1. Pre-procedural prep:​

a) Bowel prep similar to a colonoscopy bowel prep, with the addition of two antibiotics which I will prescribe at the pre-op visit.

b) In anticipation of general anesthesia, nothing to eat after midnight prior to surgery.  Clear liquids up to 2 hours prior to surgery.

2. Surgery will take 3-4 hours.  Robotic procedures do take a bit longer than open procedures due to the required set-up and the fine-motions that are involved with the surgery.

3. Your will be asked to present to the surgery center 1 hour prior to procedure or hospital 2 hours prior to procedure.
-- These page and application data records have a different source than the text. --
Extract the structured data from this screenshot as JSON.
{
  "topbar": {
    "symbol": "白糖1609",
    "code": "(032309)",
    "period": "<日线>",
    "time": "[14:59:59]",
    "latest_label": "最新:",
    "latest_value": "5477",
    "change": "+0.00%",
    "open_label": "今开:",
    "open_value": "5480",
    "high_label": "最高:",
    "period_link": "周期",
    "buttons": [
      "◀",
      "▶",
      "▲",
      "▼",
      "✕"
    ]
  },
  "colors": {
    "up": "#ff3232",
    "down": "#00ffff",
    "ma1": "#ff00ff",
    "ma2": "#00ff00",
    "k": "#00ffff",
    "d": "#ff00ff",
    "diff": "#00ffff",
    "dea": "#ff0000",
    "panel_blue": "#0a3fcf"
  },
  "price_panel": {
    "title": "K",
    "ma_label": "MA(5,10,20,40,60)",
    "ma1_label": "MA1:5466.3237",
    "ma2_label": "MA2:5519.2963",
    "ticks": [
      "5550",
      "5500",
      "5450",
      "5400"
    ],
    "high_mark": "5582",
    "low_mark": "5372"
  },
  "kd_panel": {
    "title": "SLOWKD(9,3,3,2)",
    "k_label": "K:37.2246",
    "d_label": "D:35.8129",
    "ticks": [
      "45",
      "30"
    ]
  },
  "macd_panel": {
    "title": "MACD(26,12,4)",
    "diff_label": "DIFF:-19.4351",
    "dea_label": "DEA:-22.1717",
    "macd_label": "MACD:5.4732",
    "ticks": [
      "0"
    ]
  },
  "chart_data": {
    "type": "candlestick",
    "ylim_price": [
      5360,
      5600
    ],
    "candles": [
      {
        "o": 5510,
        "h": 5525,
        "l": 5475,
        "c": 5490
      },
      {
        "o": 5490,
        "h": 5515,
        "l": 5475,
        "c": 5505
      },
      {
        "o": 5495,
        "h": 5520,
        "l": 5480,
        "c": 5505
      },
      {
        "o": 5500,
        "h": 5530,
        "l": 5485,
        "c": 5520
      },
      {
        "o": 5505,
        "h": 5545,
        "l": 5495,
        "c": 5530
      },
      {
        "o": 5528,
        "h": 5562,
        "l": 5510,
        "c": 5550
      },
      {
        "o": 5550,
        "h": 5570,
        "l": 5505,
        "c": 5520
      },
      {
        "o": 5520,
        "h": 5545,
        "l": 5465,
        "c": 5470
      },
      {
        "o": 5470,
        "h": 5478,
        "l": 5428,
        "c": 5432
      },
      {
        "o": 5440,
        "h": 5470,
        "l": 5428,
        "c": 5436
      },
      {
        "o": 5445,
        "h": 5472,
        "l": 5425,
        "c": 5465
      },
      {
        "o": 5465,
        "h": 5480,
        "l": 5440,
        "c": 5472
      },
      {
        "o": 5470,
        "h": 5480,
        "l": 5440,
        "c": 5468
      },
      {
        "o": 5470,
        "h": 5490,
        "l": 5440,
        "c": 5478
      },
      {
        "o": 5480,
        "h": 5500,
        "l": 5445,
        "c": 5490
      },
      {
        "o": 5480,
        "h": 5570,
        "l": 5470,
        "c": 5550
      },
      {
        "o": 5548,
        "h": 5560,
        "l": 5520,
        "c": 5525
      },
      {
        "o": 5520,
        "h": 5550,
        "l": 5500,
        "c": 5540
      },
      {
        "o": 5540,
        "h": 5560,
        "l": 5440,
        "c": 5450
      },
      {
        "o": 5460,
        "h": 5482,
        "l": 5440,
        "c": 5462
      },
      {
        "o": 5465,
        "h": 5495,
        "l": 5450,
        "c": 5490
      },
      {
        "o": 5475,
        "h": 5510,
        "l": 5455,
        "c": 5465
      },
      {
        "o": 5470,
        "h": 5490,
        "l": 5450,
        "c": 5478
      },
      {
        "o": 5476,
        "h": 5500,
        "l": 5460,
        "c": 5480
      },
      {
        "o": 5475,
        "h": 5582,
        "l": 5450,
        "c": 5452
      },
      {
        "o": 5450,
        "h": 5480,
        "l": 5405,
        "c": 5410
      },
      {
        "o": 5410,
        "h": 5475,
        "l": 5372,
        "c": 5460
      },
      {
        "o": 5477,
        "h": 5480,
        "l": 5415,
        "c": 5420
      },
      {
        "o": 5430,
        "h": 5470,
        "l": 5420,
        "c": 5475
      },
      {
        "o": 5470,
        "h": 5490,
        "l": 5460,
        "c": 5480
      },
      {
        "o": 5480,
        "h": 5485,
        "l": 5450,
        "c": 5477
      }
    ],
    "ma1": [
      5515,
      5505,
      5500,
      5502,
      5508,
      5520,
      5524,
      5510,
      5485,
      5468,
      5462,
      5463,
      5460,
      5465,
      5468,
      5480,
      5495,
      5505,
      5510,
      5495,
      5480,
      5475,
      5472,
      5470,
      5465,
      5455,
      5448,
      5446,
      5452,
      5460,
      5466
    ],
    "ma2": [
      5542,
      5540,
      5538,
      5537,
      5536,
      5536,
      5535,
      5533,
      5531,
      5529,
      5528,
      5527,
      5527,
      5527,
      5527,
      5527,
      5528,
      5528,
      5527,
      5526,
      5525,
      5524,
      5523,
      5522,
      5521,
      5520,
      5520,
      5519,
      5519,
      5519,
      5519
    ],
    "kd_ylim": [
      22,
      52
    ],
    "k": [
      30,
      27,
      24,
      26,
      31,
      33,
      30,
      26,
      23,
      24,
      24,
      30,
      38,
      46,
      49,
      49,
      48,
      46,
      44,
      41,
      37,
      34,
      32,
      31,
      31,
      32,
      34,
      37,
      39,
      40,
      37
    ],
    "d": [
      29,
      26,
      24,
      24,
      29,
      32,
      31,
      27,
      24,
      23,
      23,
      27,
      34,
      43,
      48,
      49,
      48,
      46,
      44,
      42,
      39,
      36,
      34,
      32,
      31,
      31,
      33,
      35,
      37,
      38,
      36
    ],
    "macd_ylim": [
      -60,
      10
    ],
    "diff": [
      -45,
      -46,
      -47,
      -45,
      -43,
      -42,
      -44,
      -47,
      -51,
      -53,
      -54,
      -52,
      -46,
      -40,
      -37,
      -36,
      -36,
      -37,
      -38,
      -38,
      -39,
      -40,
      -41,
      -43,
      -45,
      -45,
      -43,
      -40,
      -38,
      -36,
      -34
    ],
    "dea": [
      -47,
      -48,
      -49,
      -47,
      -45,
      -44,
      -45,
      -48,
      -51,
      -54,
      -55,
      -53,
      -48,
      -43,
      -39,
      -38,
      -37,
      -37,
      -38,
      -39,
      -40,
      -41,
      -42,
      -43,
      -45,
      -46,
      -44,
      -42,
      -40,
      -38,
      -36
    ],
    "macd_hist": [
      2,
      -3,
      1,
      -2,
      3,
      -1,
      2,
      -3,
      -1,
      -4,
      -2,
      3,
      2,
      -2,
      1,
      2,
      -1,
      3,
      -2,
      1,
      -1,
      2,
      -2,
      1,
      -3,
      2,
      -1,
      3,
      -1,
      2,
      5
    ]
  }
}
4. You will meet the preop nurse who will place an IV and start mediations. 

 

5. Then the anesthesiologist and OR nurse will bring you into the operating room.

 

6. The anesthesiologist will provide anesthesia.

 

7. Sterile skin prep is applied to the surgical area once you are asleep.

 

8. Four small incisions are made and tubes called “trochars” are placed via which carbon dioxide is introduced to create an internal “tent” and then the camera and instruments are placed.  
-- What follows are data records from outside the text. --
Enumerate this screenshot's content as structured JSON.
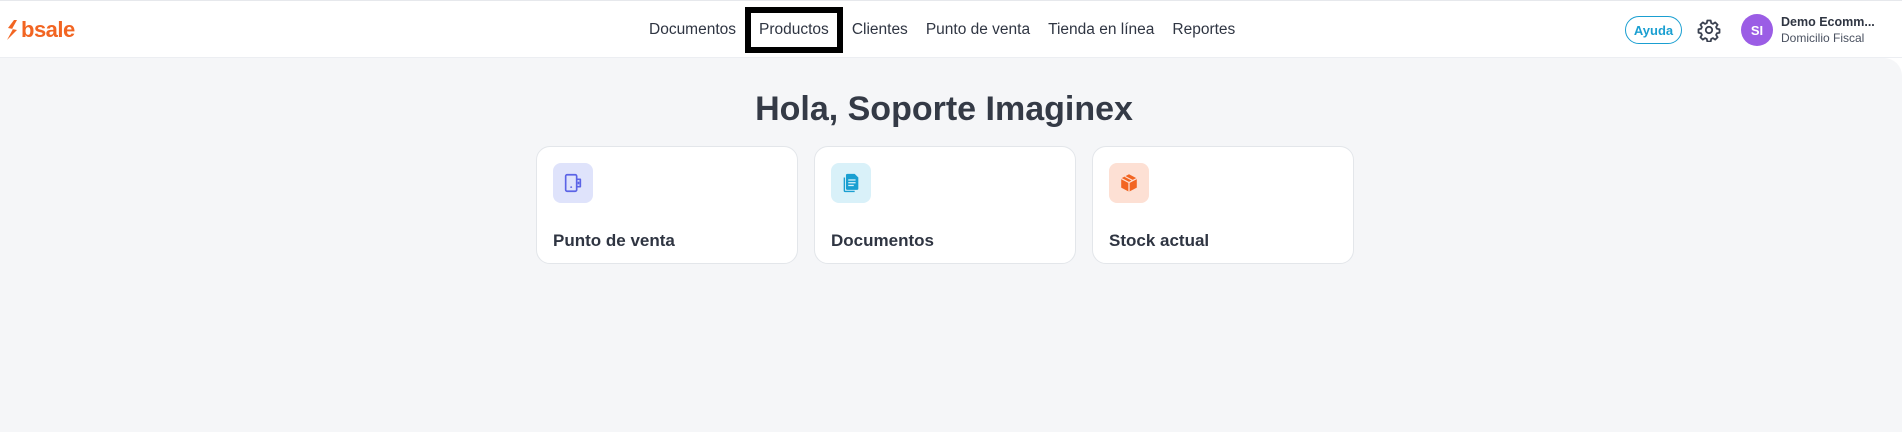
{
  "header": {
    "logo_text": "bsale",
    "nav": [
      {
        "label": "Documentos"
      },
      {
        "label": "Productos"
      },
      {
        "label": "Clientes"
      },
      {
        "label": "Punto de venta"
      },
      {
        "label": "Tienda en línea"
      },
      {
        "label": "Reportes"
      }
    ],
    "help_label": "Ayuda",
    "avatar_initials": "SI",
    "account_name": "Demo Ecomm...",
    "account_sub": "Domicilio Fiscal"
  },
  "main": {
    "greeting": "Hola, Soporte Imaginex",
    "cards": [
      {
        "label": "Punto de venta",
        "icon": "pos-terminal-icon",
        "icon_bg": "#dfe3fb",
        "icon_color": "#5b63e6"
      },
      {
        "label": "Documentos",
        "icon": "documents-icon",
        "icon_bg": "#d9f1f9",
        "icon_color": "#1a9fd1"
      },
      {
        "label": "Stock actual",
        "icon": "box-icon",
        "icon_bg": "#fde0d4",
        "icon_color": "#f26522"
      }
    ]
  },
  "colors": {
    "brand": "#f26522",
    "accent": "#1a9fd1",
    "avatar": "#9b5de5"
  }
}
9. The robotic arms are attached to the trochars.

 

10. The diseased sigmoid colon is resected and brought out of a 2 inch incision at the lower abdomen.

 

11. The bowel on the left side of the abdomen is loosened and brought down to the pelvis and connected to the rectum with a special circular stapling device which completes the anastomosis or “hook up”. 

 

12. The incisions are then closed with sutures that are dissolvable and Steri-strips (reinforced tapes) and dressings are applied. 

13. You will be in the recovery room for 1 hour then transported to an inpatient room where you can be visited. 

 

Post-procedural care:
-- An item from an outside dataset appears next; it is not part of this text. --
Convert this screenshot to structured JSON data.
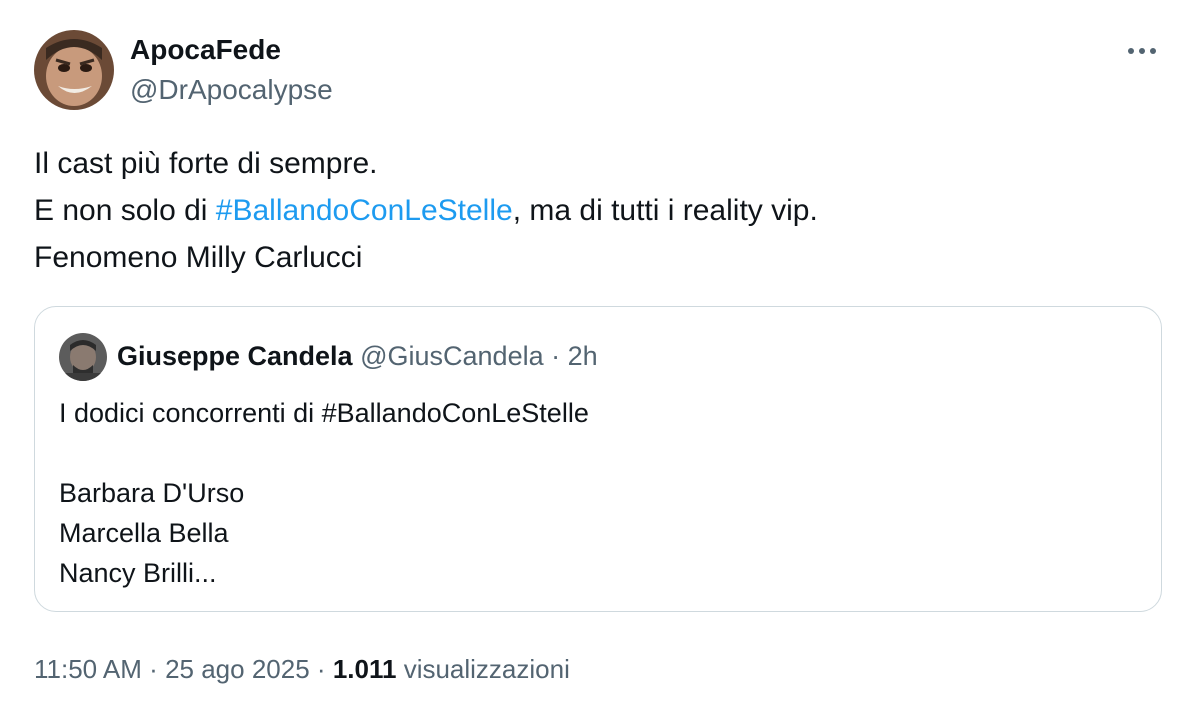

1. The anticipated hospitalization is 2-4 days.

 

2. IV pain medications are given the first day and night and we switch over to oral pain medications when oral fluids are tolerated well.

3. You can drink Clear liquids right after surgery.  We advance your diet to Full liquids (such as soups and cream of wheat and ice cream) once you pass flatus, then Regular diet when you do well with Full liquids.

4. Dressings are removed and showering is allowed in 48 hours.  Allow the Steri-strips to fall off on their own.  The Steri-strips can be removed if they are still on the skin after 7 days.

 

5.  Pain control- When you are ready to go home, a prescription for the stronger, narcotic pain medications is given as well as prescription strength ibuprofen and stool softeners.  After the first few days at home, a combination of Tylenol and the prescription strength Ibuprofen can be used for less severe pain.

6. Activity- It is better that you do not stay in bed other than for sleep as getting up and walking around at home helps with blood circulation in your legs and taking deep breaths prevents pneumonia. 

 

7. Lifting restrictions of no greater than 20 lbs for one month from the day of surgery is standard.

 

8. Schedule a telemedicine or in-office post- procedural visit for 10-14 days.

9. Return to work- Most people are feeling only minor discomfort by two weeks after surgery and are no longer taking narcotics, so if you have a sit-down job returning to work at that point may be possible. Lifting restrictions are no greater than 20 lbs for one month from surgery date, and my office will write a note for work to that effect if you have a physically demanding job.